Many in the the scientific community regard the Loch Ness Monster as a phenomenon without biological basis, explaining sightings as hoaxes, wishful thinking, and the misidentification of mundane objects.
But tell that to Charlotte Robinson and her photograph…
Dumfounded Charlotte Snaps Her Awesome Picture
According to Charlotte, “Nessie” surfaced for about a minute before re-surfacing about ten feet further away some seven minutes later.
Robinson, who had been on vacation for less than a day when she made the sighting, was caught off guard by the phenomenon in the water.
“I should have got to my smartphone sooner,” she said. “But I was really just so shocked by what I was seeing, I didn’t know what to do. It was like seeing Jurassic World right in front of my eyes. It was a like a dinosaur.”
But soon after the creature made its reappearance, it slinked back under the water and was gone.
“It was up for less than a minute the second time,” Charlotte added. “I kinda believed in Nessie before, but I wanted to see the proof. I always imagined her as having a long neck and flippers, and I was right.”
But what do the experts have to say about Charlotte’s account and her photograph?
A Loch Ness Monster Expert Offers His Opinion
For the past 27 years, “Nessie” expert Steve Feltham has dedicated his life to solving the mystery of the Loch Ness Monster.
By his own account, he was astonished by the image.
“I am totally excited by this photograph. It’s the best of ‘Nessie’ in years,” said Mr. Feltham.
Recognized by the Guinness Book of Records for the longest continuous monster hunting vigil of Loch Ness, Feltham has made a career out of investigating “Nessie” sightings.

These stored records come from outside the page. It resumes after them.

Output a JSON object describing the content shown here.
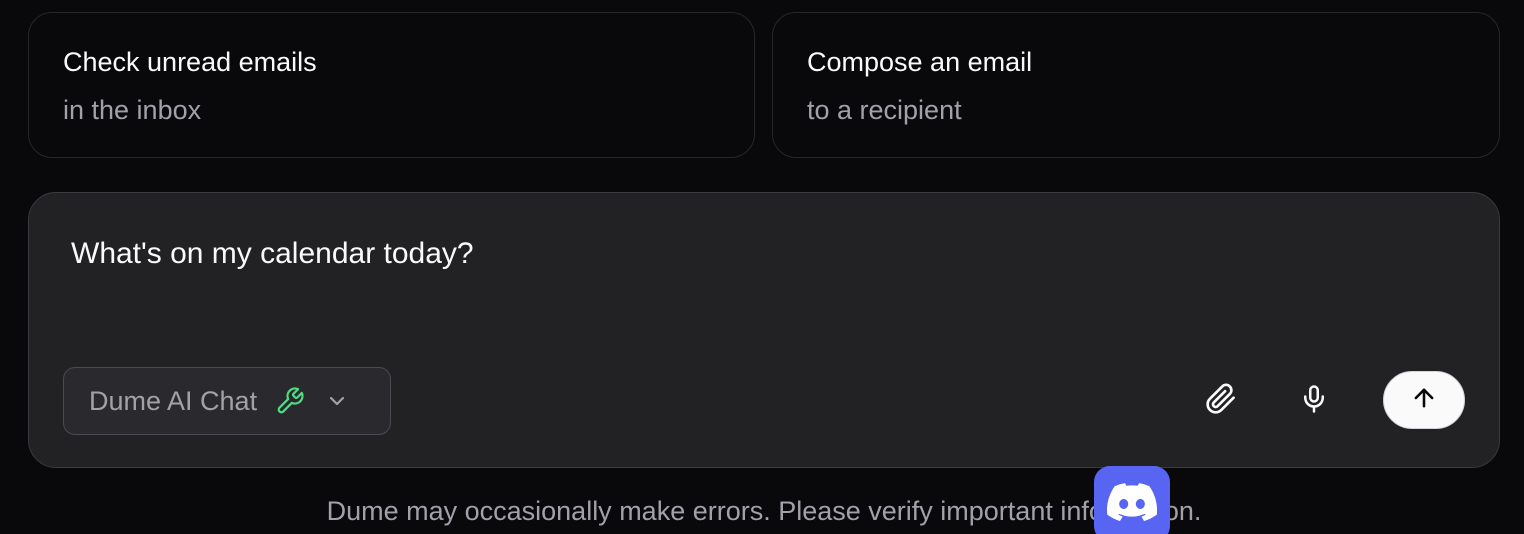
{
  "suggestions": [
    {
      "title": "Check unread emails",
      "subtitle": "in the inbox"
    },
    {
      "title": "Compose an email",
      "subtitle": "to a recipient"
    }
  ],
  "composer": {
    "input_value": "What's on my calendar today?",
    "model_label": "Dume AI Chat",
    "tools_icon": "wrench-icon",
    "dropdown_icon": "chevron-down-icon",
    "attach_icon": "paperclip-icon",
    "mic_icon": "microphone-icon",
    "send_icon": "arrow-up-icon"
  },
  "footer": {
    "disclaimer": "Dume may occasionally make errors. Please verify important information."
  },
  "floating": {
    "discord_icon": "discord-icon"
  },
  "colors": {
    "background": "#09090b",
    "composer_bg": "#222225",
    "tool_icon": "#4ade80",
    "discord": "#5865f2",
    "send_button": "#fafafa"
  }
}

“There is clearly a solid object in the picture and it is relatively clear,” he said. “It warrants further study.”
There may be a mundane explanation such as a seal, but there have been “no reports of any seals or otters this year” in the loch.
Mr. Feltham, who lives on the shores of Loch Ness at Dores, added: “This is just the image we have been waiting on. Congratulations Charlotte!”

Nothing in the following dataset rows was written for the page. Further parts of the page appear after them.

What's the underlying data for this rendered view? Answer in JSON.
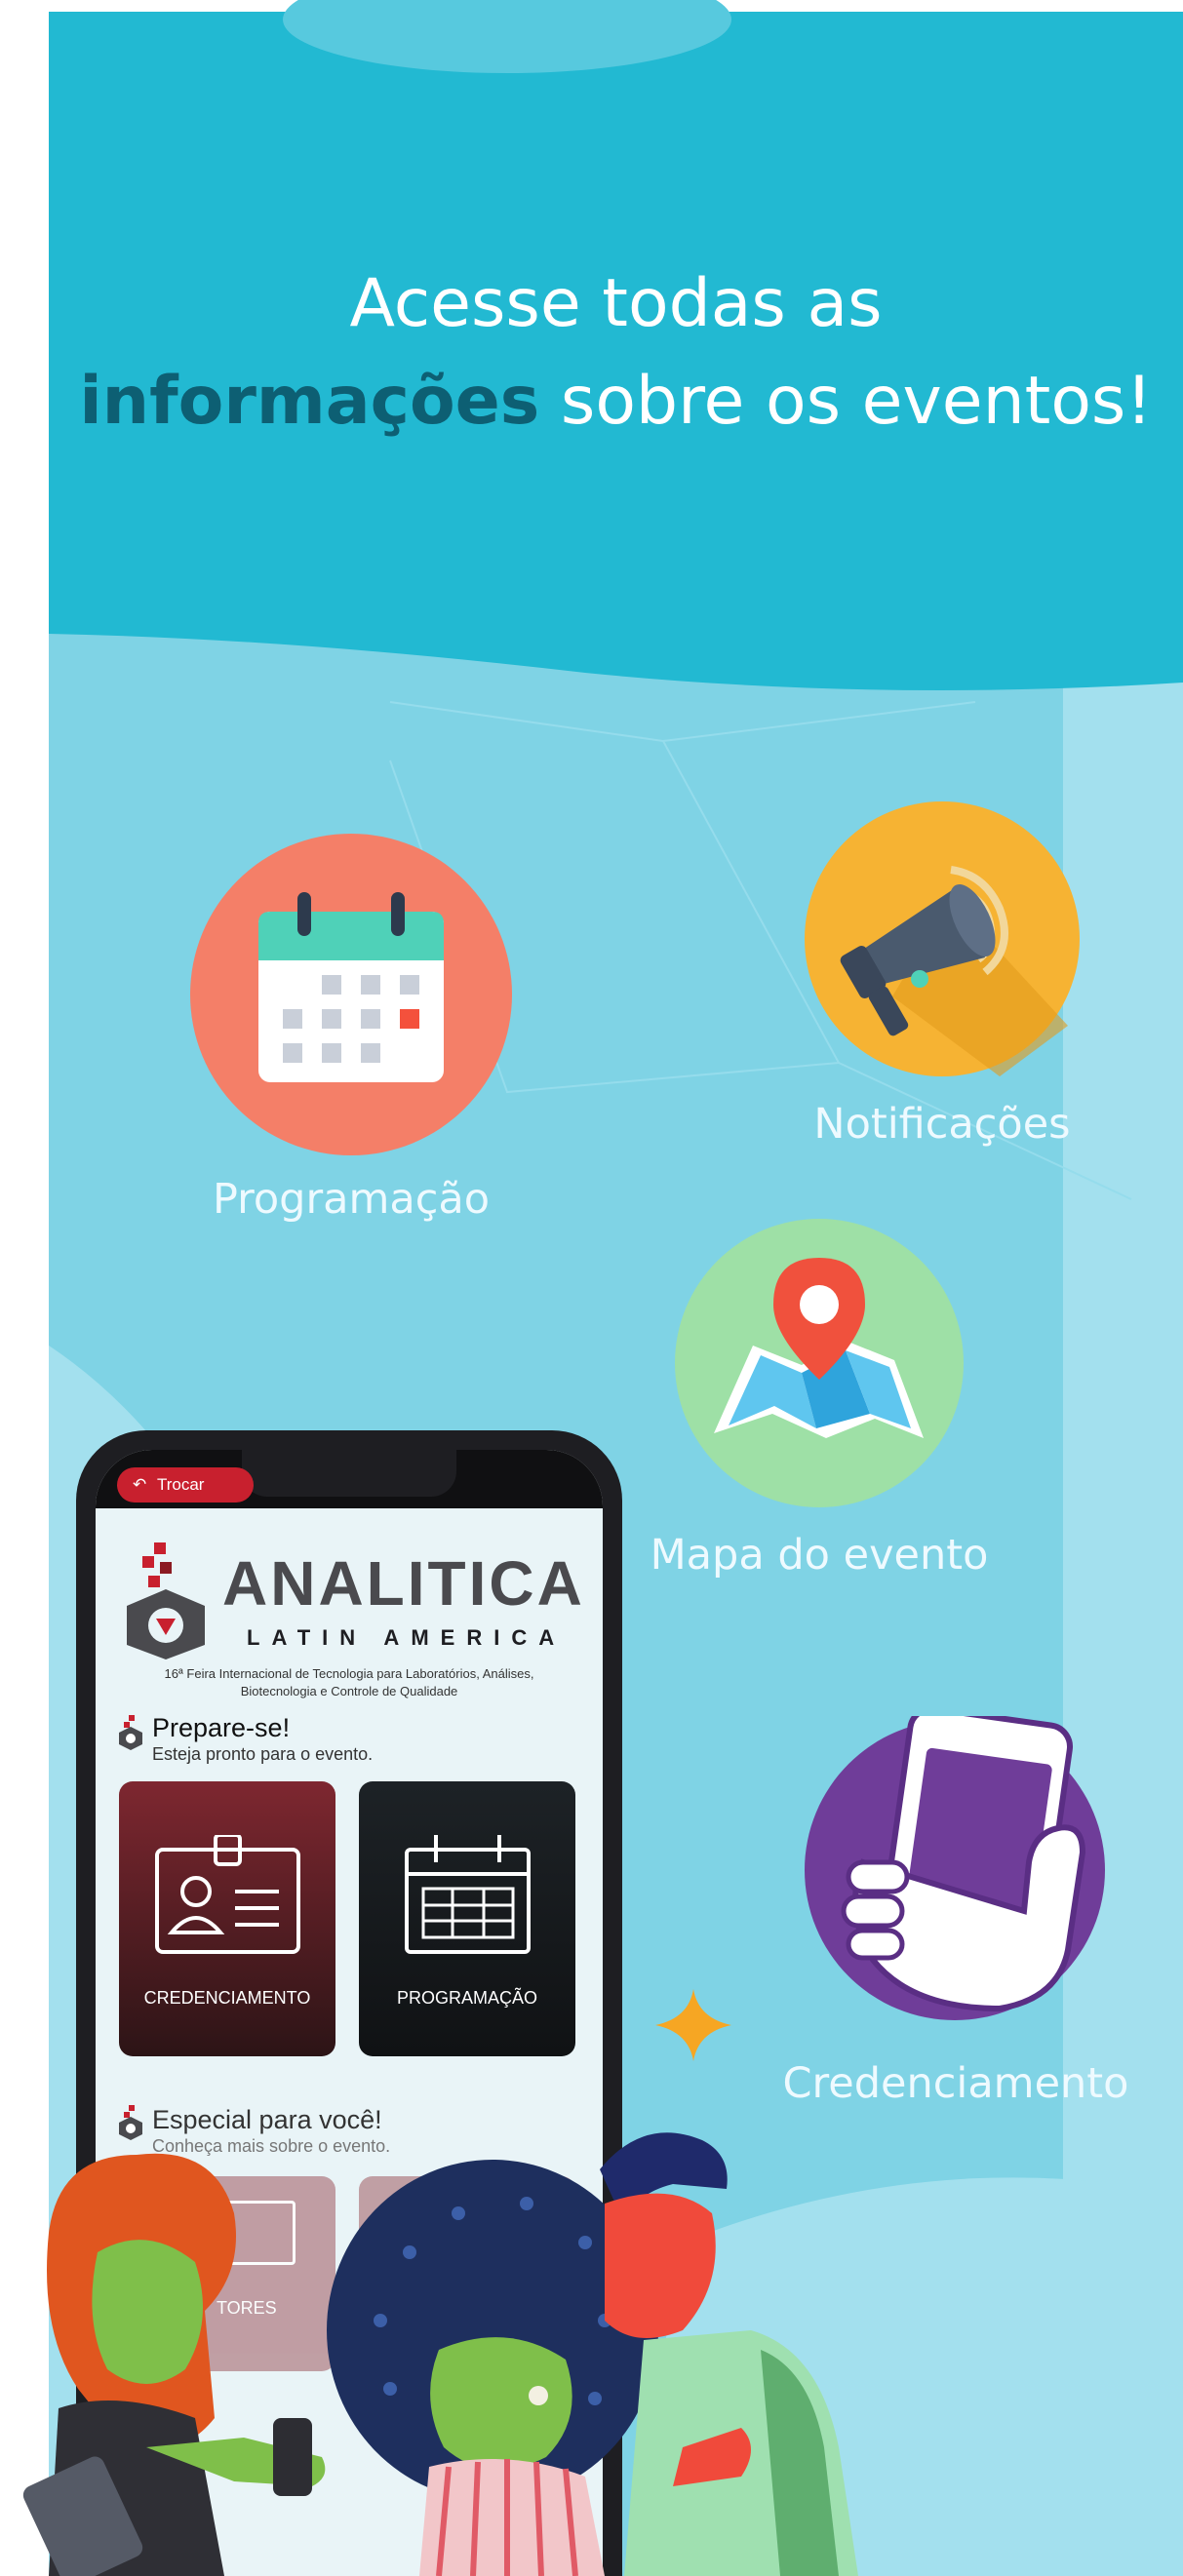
{
  "headline": {
    "line1": "Acesse todas as",
    "highlight": "informações",
    "line2_rest": " sobre os eventos!"
  },
  "features": [
    {
      "label": "Programação",
      "icon": "calendar-icon",
      "color": "#f47f68"
    },
    {
      "label": "Notificações",
      "icon": "megaphone-icon",
      "color": "#f6b333"
    },
    {
      "label": "Mapa do evento",
      "icon": "map-pin-icon",
      "color": "#9ee0a6"
    },
    {
      "label": "Credenciamento",
      "icon": "phone-hand-icon",
      "color": "#6f3d99"
    }
  ],
  "phone": {
    "back_label": "Trocar",
    "brand": "ANALITICA",
    "brand_sub": "LATIN AMERICA",
    "tagline_1": "16ª Feira Internacional de Tecnologia para Laboratórios, Análises,",
    "tagline_2": "Biotecnologia e Controle de Qualidade",
    "section1_title": "Prepare-se!",
    "section1_sub": "Esteja pronto para o evento.",
    "card1_label": "CREDENCIAMENTO",
    "card2_label": "PROGRAMAÇÃO",
    "section2_title": "Especial para você!",
    "section2_sub": "Conheça mais sobre o evento.",
    "card3_label": "TORES"
  },
  "colors": {
    "top_band": "#22b9d2",
    "body_bg": "#7fd3e5",
    "headline_highlight": "#0d5f73",
    "sparkle": "#f6a623",
    "phone_accent": "#c8202e"
  }
}
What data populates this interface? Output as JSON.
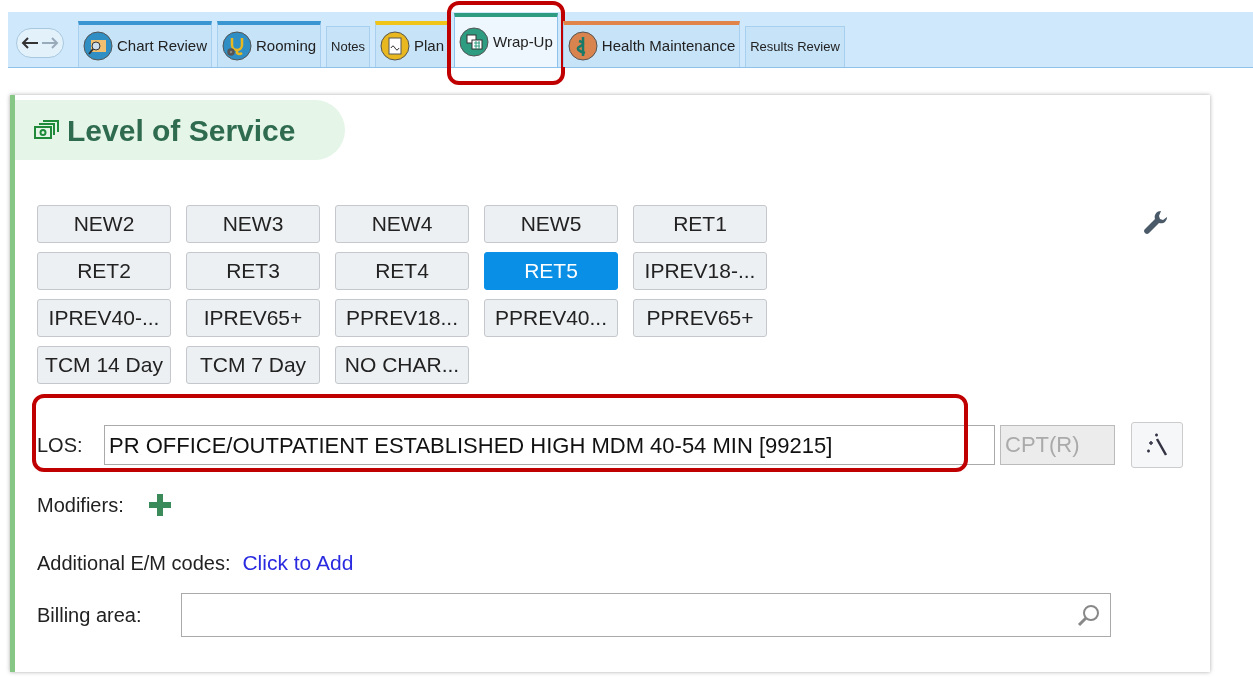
{
  "tabs": [
    {
      "label": "Chart Review",
      "kind": "chart",
      "color": "#3a96d0",
      "small": false,
      "selected": false
    },
    {
      "label": "Rooming",
      "kind": "stethoscope",
      "color": "#3a96d0",
      "small": false,
      "selected": false
    },
    {
      "label": "Notes",
      "small": true,
      "selected": false
    },
    {
      "label": "Plan",
      "kind": "clipboard",
      "color": "#f0c419",
      "small": false,
      "selected": false
    },
    {
      "label": "Wrap-Up",
      "kind": "calendar",
      "color": "#2e9c80",
      "small": false,
      "selected": true
    },
    {
      "label": "Health Maintenance",
      "kind": "caduceus",
      "color": "#e0844a",
      "small": false,
      "selected": false
    },
    {
      "label": "Results Review",
      "small": true,
      "selected": false
    }
  ],
  "section": {
    "title": "Level of Service"
  },
  "level_buttons": [
    {
      "label": "NEW2",
      "selected": false
    },
    {
      "label": "NEW3",
      "selected": false
    },
    {
      "label": "NEW4",
      "selected": false
    },
    {
      "label": "NEW5",
      "selected": false
    },
    {
      "label": "RET1",
      "selected": false
    },
    {
      "label": "RET2",
      "selected": false
    },
    {
      "label": "RET3",
      "selected": false
    },
    {
      "label": "RET4",
      "selected": false
    },
    {
      "label": "RET5",
      "selected": true
    },
    {
      "label": "IPREV18-...",
      "selected": false
    },
    {
      "label": "IPREV40-...",
      "selected": false
    },
    {
      "label": "IPREV65+",
      "selected": false
    },
    {
      "label": "PPREV18...",
      "selected": false
    },
    {
      "label": "PPREV40...",
      "selected": false
    },
    {
      "label": "PPREV65+",
      "selected": false
    },
    {
      "label": "TCM 14 Day",
      "selected": false
    },
    {
      "label": "TCM 7 Day",
      "selected": false
    },
    {
      "label": "NO CHAR...",
      "selected": false
    }
  ],
  "los": {
    "label": "LOS:",
    "value": "PR OFFICE/OUTPATIENT ESTABLISHED HIGH MDM 40-54 MIN [99215]",
    "code_placeholder": "CPT(R)",
    "code_disabled": true
  },
  "modifiers": {
    "label": "Modifiers:"
  },
  "additional_codes": {
    "label": "Additional E/M codes:",
    "link": "Click to Add"
  },
  "billing_area": {
    "label": "Billing area:"
  }
}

But what about all the other sightings of the Loch Ness Monster? Charlotte’s sensational encounter isn’t the only time “Nessie” has been seen this year…
There Are Many Excellent Sightings on Record

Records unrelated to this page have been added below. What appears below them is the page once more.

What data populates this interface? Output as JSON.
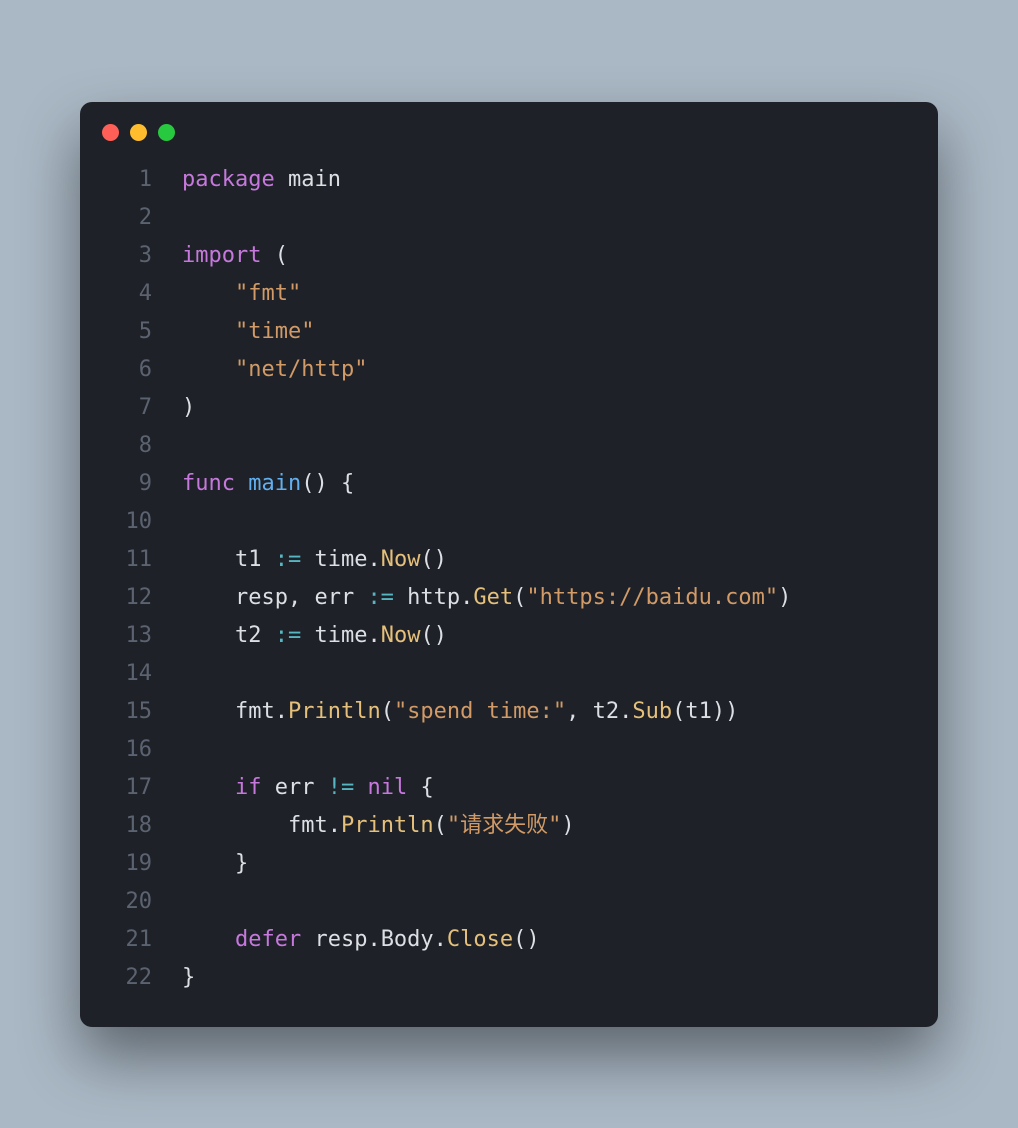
{
  "window": {
    "dots": [
      "red",
      "yellow",
      "green"
    ]
  },
  "code": {
    "line_numbers": [
      "1",
      "2",
      "3",
      "4",
      "5",
      "6",
      "7",
      "8",
      "9",
      "10",
      "11",
      "12",
      "13",
      "14",
      "15",
      "16",
      "17",
      "18",
      "19",
      "20",
      "21",
      "22"
    ],
    "lines": [
      {
        "tokens": [
          {
            "t": "kw",
            "v": "package"
          },
          {
            "t": "plain",
            "v": " main"
          }
        ]
      },
      {
        "tokens": []
      },
      {
        "tokens": [
          {
            "t": "kw",
            "v": "import"
          },
          {
            "t": "plain",
            "v": " ("
          }
        ]
      },
      {
        "tokens": [
          {
            "t": "plain",
            "v": "    "
          },
          {
            "t": "str",
            "v": "\"fmt\""
          }
        ]
      },
      {
        "tokens": [
          {
            "t": "plain",
            "v": "    "
          },
          {
            "t": "str",
            "v": "\"time\""
          }
        ]
      },
      {
        "tokens": [
          {
            "t": "plain",
            "v": "    "
          },
          {
            "t": "str",
            "v": "\"net/http\""
          }
        ]
      },
      {
        "tokens": [
          {
            "t": "plain",
            "v": ")"
          }
        ]
      },
      {
        "tokens": []
      },
      {
        "tokens": [
          {
            "t": "kw",
            "v": "func"
          },
          {
            "t": "plain",
            "v": " "
          },
          {
            "t": "fn",
            "v": "main"
          },
          {
            "t": "plain",
            "v": "() {"
          }
        ]
      },
      {
        "tokens": []
      },
      {
        "tokens": [
          {
            "t": "plain",
            "v": "    t1 "
          },
          {
            "t": "cyan",
            "v": ":="
          },
          {
            "t": "plain",
            "v": " time."
          },
          {
            "t": "call",
            "v": "Now"
          },
          {
            "t": "plain",
            "v": "()"
          }
        ]
      },
      {
        "tokens": [
          {
            "t": "plain",
            "v": "    resp, err "
          },
          {
            "t": "cyan",
            "v": ":="
          },
          {
            "t": "plain",
            "v": " http."
          },
          {
            "t": "call",
            "v": "Get"
          },
          {
            "t": "plain",
            "v": "("
          },
          {
            "t": "str",
            "v": "\"https://baidu.com\""
          },
          {
            "t": "plain",
            "v": ")"
          }
        ]
      },
      {
        "tokens": [
          {
            "t": "plain",
            "v": "    t2 "
          },
          {
            "t": "cyan",
            "v": ":="
          },
          {
            "t": "plain",
            "v": " time."
          },
          {
            "t": "call",
            "v": "Now"
          },
          {
            "t": "plain",
            "v": "()"
          }
        ]
      },
      {
        "tokens": []
      },
      {
        "tokens": [
          {
            "t": "plain",
            "v": "    fmt."
          },
          {
            "t": "call",
            "v": "Println"
          },
          {
            "t": "plain",
            "v": "("
          },
          {
            "t": "str",
            "v": "\"spend time:\""
          },
          {
            "t": "plain",
            "v": ", t2."
          },
          {
            "t": "call",
            "v": "Sub"
          },
          {
            "t": "plain",
            "v": "(t1))"
          }
        ]
      },
      {
        "tokens": []
      },
      {
        "tokens": [
          {
            "t": "plain",
            "v": "    "
          },
          {
            "t": "kw",
            "v": "if"
          },
          {
            "t": "plain",
            "v": " err "
          },
          {
            "t": "cyan",
            "v": "!="
          },
          {
            "t": "plain",
            "v": " "
          },
          {
            "t": "kw",
            "v": "nil"
          },
          {
            "t": "plain",
            "v": " {"
          }
        ]
      },
      {
        "tokens": [
          {
            "t": "plain",
            "v": "        fmt."
          },
          {
            "t": "call",
            "v": "Println"
          },
          {
            "t": "plain",
            "v": "("
          },
          {
            "t": "str",
            "v": "\"请求失败\""
          },
          {
            "t": "plain",
            "v": ")"
          }
        ]
      },
      {
        "tokens": [
          {
            "t": "plain",
            "v": "    }"
          }
        ]
      },
      {
        "tokens": []
      },
      {
        "tokens": [
          {
            "t": "plain",
            "v": "    "
          },
          {
            "t": "kw",
            "v": "defer"
          },
          {
            "t": "plain",
            "v": " resp.Body."
          },
          {
            "t": "call",
            "v": "Close"
          },
          {
            "t": "plain",
            "v": "()"
          }
        ]
      },
      {
        "tokens": [
          {
            "t": "plain",
            "v": "}"
          }
        ]
      }
    ]
  }
}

There have been four official sightings this year of the Loch Ness Monster.
The last previous glimpse of “Nessie” occurred on August 5th when another family was vacationing in the area. Coincidentally, they’re also from Leeds!
After traveling from Drumnadrochit to Fort Augustus, they looked out at the loch and spotted a strange looking lump on the surface of the water.
Initially, the lump was “very still and quiet at the time.”
“It looked dark brown in color and sort of like an upturned boat,” the father said.
Unfortunately, because they were driving and couldn’t pull over, the family didn’t manage to get any pictures.
But not everyone accepts the traditional explanation for the strange phenomena occurring at Loch Ness.
In fact, Professor Neil Gemmell thinks he will soon be able to explain all of the Loch Ness Monster sightings with his unique research project…
Not Everyone Is So Sure About Nessie
Professor Neil Gemmell, a New Zealand scientist, says he does not believe in “Nessie,” but is confident his research team will find a simple, biological explanation for the sightings at Loch Ness.
Gemmell, who teaches biology at New Zealand’s University of Otago, said a “living creature already on the books” will probably be found to explain some of the stories about the Loch Ness Monster.
“Wouldn’t it be amazing if we solved the mystery during our investigation,” he said. “Is there anything else, perhaps something unusual, like a giant catfish, sturgeon or eel in the Loch Ness? We are going to find out.”
The results of Gemmell’s project to canvass the Loch Ness are expected in early 2019.
Gemmell’s endeavor comes at a time when interest in the Loch Ness Monster is at an all-time high.
According to Google, there are around 200,000 searches each month for the Loch Ness Monster, and around 120,000 for information and accommodations close to Loch Ness.
The monster mystery is said to be worth millions of dollars in tourist revenue to the region.
Do you believe in the Loch Ness Monster?